No one saw the sign that said, “No White People Allowed After Dark.” Maybe because it was dark. Or maybe it did not exist.
So when a white family pulled into a Baton Rouge gas station in a black neighborhood 10 p.m. Sunday night after a Mother’s Day celebration, they had no idea they were in danger. But they were.
Donald Dickerson, a black man, told them so, right before the assault began that would leave the father with a broken face, the mother unconscious, and the daughter badly bruised.
All because they were the wrong color in the wrong place.
WAFB television news captures the crime from police reports. The spokesman for the police department said a man wearing a pink shirt was in line trying to pay for gas when Donald Dickerson, 41, started making fun of him, leading to an argument.
“The defendant (Dickerson) approached the white male victim,” the police report stated.
It went on to read, “the defendant told him he was in the wrong neighborhood and he was not going to make it out.” The victim said that’s when he “was punched and knocked to the ground.”
At this time, his wife got out of the car and ran to help her husband. The victim said, “he continued to struggle with the defendant and was eventually knocked unconscious, which later he awoke in the hospital.”
His wife told police, “after running to help her husband, she remembers falling to the ground and (being) knocked unconscious.”
According to a close family friend, that’s when the couple’s teenage daughter got out of the car to check on her parents and, “observed a female punch her mother in the face, when her mother then fell to the concrete, hitting her head on the surface.”
The daughter was also punched in the face.
The man suffered a broken eye socket, a broken nose and several cuts on the face, said the police report.
Dickerson was charged with a felony and taken to jail. The other two involved in the assault were charged with misdemeanors, given tickets at the scene, and released.
No one has been charged with a hate crime. Police have not identified the victim or his family. So no one has had a chance to ask if he was aware he was in a black neighborhood. Or if he ever heard of Routine Activities Theory.
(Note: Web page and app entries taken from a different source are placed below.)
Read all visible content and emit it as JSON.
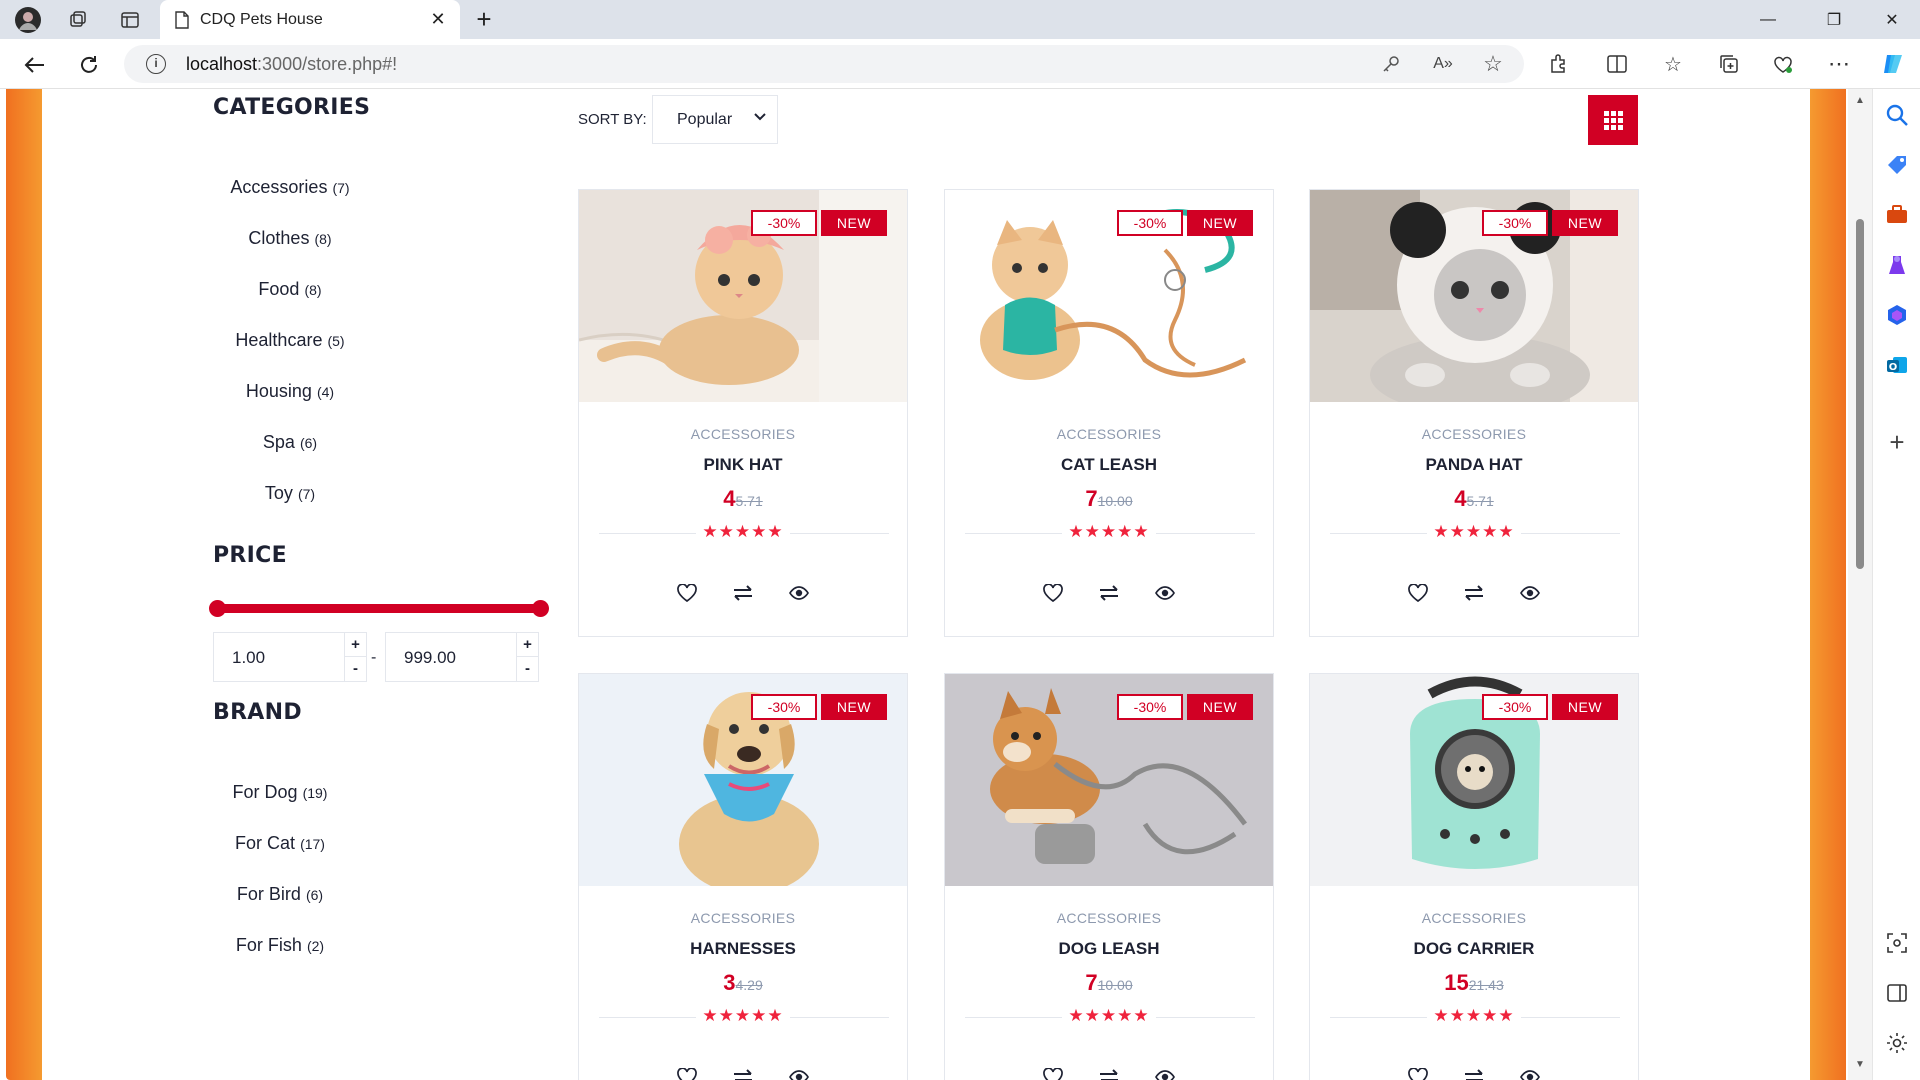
{
  "browser": {
    "tab_title": "CDQ Pets House",
    "url_host": "localhost",
    "url_rest": ":3000/store.php#!",
    "icons": [
      "avatar",
      "workspaces-icon",
      "tab-actions-icon",
      "page-icon",
      "close-icon",
      "plus-icon",
      "back-icon",
      "refresh-icon",
      "info-icon",
      "key-icon",
      "read-aloud-icon",
      "favorite-icon",
      "extensions-icon",
      "split-screen-icon",
      "favorites-icon",
      "collections-icon",
      "health-icon",
      "more-icon",
      "copilot-icon"
    ],
    "window": {
      "minimize": "—",
      "maximize": "❐",
      "close": "✕"
    }
  },
  "sidebar": {
    "categories_title": "CATEGORIES",
    "categories": [
      {
        "name": "Accessories",
        "count": "(7)"
      },
      {
        "name": "Clothes",
        "count": "(8)"
      },
      {
        "name": "Food",
        "count": "(8)"
      },
      {
        "name": "Healthcare",
        "count": "(5)"
      },
      {
        "name": "Housing",
        "count": "(4)"
      },
      {
        "name": "Spa",
        "count": "(6)"
      },
      {
        "name": "Toy",
        "count": "(7)"
      }
    ],
    "price_title": "PRICE",
    "price_min": "1.00",
    "price_max": "999.00",
    "price_dash": "-",
    "plus": "+",
    "minus": "-",
    "brand_title": "BRAND",
    "brands": [
      {
        "name": "For Dog",
        "count": "(19)"
      },
      {
        "name": "For Cat",
        "count": "(17)"
      },
      {
        "name": "For Bird",
        "count": "(6)"
      },
      {
        "name": "For Fish",
        "count": "(2)"
      }
    ]
  },
  "toolbar": {
    "sort_label": "SORT BY:",
    "sort_value": "Popular"
  },
  "products": [
    {
      "category": "ACCESSORIES",
      "name": "PINK HAT",
      "price": "4",
      "old_price": "5.71",
      "sale": "-30%",
      "new": "NEW",
      "stars": "★★★★★"
    },
    {
      "category": "ACCESSORIES",
      "name": "CAT LEASH",
      "price": "7",
      "old_price": "10.00",
      "sale": "-30%",
      "new": "NEW",
      "stars": "★★★★★"
    },
    {
      "category": "ACCESSORIES",
      "name": "PANDA HAT",
      "price": "4",
      "old_price": "5.71",
      "sale": "-30%",
      "new": "NEW",
      "stars": "★★★★★"
    },
    {
      "category": "ACCESSORIES",
      "name": "HARNESSES",
      "price": "3",
      "old_price": "4.29",
      "sale": "-30%",
      "new": "NEW",
      "stars": "★★★★★"
    },
    {
      "category": "ACCESSORIES",
      "name": "DOG LEASH",
      "price": "7",
      "old_price": "10.00",
      "sale": "-30%",
      "new": "NEW",
      "stars": "★★★★★"
    },
    {
      "category": "ACCESSORIES",
      "name": "DOG CARRIER",
      "price": "15",
      "old_price": "21.43",
      "sale": "-30%",
      "new": "NEW",
      "stars": "★★★★★"
    }
  ],
  "colors": {
    "accent": "#d10024",
    "side_stripe": "#f07020",
    "text_dark": "#1e2233",
    "text_muted": "#8d99ae"
  }
}
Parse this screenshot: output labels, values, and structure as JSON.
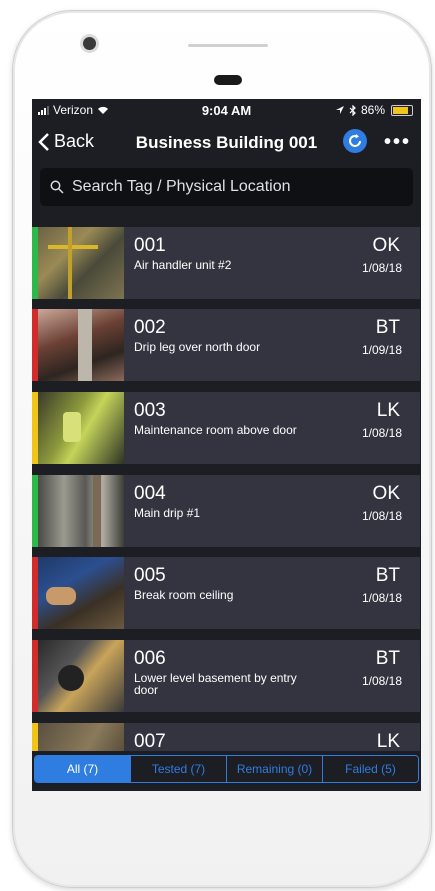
{
  "status_bar": {
    "carrier": "Verizon",
    "time": "9:04 AM",
    "battery": "86%"
  },
  "nav": {
    "back_label": "Back",
    "title": "Business Building 001"
  },
  "search": {
    "placeholder": "Search Tag / Physical Location"
  },
  "colors": {
    "ok": "#2db84a",
    "fail": "#d22b2b",
    "leak": "#f0c419",
    "accent": "#2f7de1"
  },
  "items": [
    {
      "tag": "001",
      "desc": "Air handler unit #2",
      "code": "OK",
      "date": "1/08/18",
      "color": "#2db84a"
    },
    {
      "tag": "002",
      "desc": "Drip leg over north door",
      "code": "BT",
      "date": "1/09/18",
      "color": "#d22b2b"
    },
    {
      "tag": "003",
      "desc": "Maintenance room above door",
      "code": "LK",
      "date": "1/08/18",
      "color": "#f0c419"
    },
    {
      "tag": "004",
      "desc": "Main drip #1",
      "code": "OK",
      "date": "1/08/18",
      "color": "#2db84a"
    },
    {
      "tag": "005",
      "desc": "Break room ceiling",
      "code": "BT",
      "date": "1/08/18",
      "color": "#d22b2b"
    },
    {
      "tag": "006",
      "desc": "Lower level basement by entry door",
      "code": "BT",
      "date": "1/08/18",
      "color": "#d22b2b"
    },
    {
      "tag": "007",
      "desc": "",
      "code": "LK",
      "date": "",
      "color": "#f0c419"
    }
  ],
  "tabs": [
    {
      "label": "All (7)"
    },
    {
      "label": "Tested (7)"
    },
    {
      "label": "Remaining (0)"
    },
    {
      "label": "Failed (5)"
    }
  ]
}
Otherwise known as R.A.T.
R.A.T. played a central role last year in a Chicago court room where the city had to pay a white woman $22.5 million after she was arrested, then released into a black neighborhood in Chicago.
She was assaulted and tossed – or jumped – from a seven-story building, leaving her with permanent brain damage.
Harvard sociology professor Robert Sampson, one of the country’s top experts on R.A.T., testified the R.A.T. made it clear that a white person in a black neighborhood can reasonably expect to meet with violence.
The judge explained R.A.T. by saying the victim “was a white female in a predominantly black, poor neighborhood (and) she had a much higher risk of predatory victimization.”
Judge Frank Easterbrook went on: “She was lost, unable to appreciate her danger and dressed in a manner to attract attention. She is white and well-off while the local population is predominantly black and not affluent, causing her to stand out as a person unfamiliar with the environment and, thus, a potential target for crime.”
The city said R.A.T. was thinly disguised racial profiling and had no business at trial. But at the trial, R.A.T and race were everywhere – no matter how hard the city worked to keep it out. No matter how dedicated local media were to ignoring it.
Easterbrook said the situation was so transparently dangerous that Chicago police “might as well have released her into the lions’ den at the Brookfield Zoo.”
There is no indication that Dickerson knew anything about a competing theory called Critical Race Theory, popularized by one of Barack Obama’s professors at Harvard, Derrick Bell.
This theory says that white people, good or bad, are racist. As is every institution in America. Permanently.
For the more academically inclined, this explanation from the UCLA School of Public Affairs may be more complete:
Critical Race Theory recognizes that racism is engrained in the fabric and system of the American society. The individual racist need not exist to note that institutional racism is pervasive in the dominant culture. This is the analytical lens that CRT uses in examining existing power structures. CRT identifies that these power structures are based on white privilege and white supremacy, which perpetuates the marginalization of people of color.
This theory is popular with educators at all levels of school.
At first, the R.A.T. and C.R.T. might seem conflicting. But if you think about it, it is plain they both predict a similar result for white people who accidentally end up in black neighborhoods. At night. When there are no warning signs.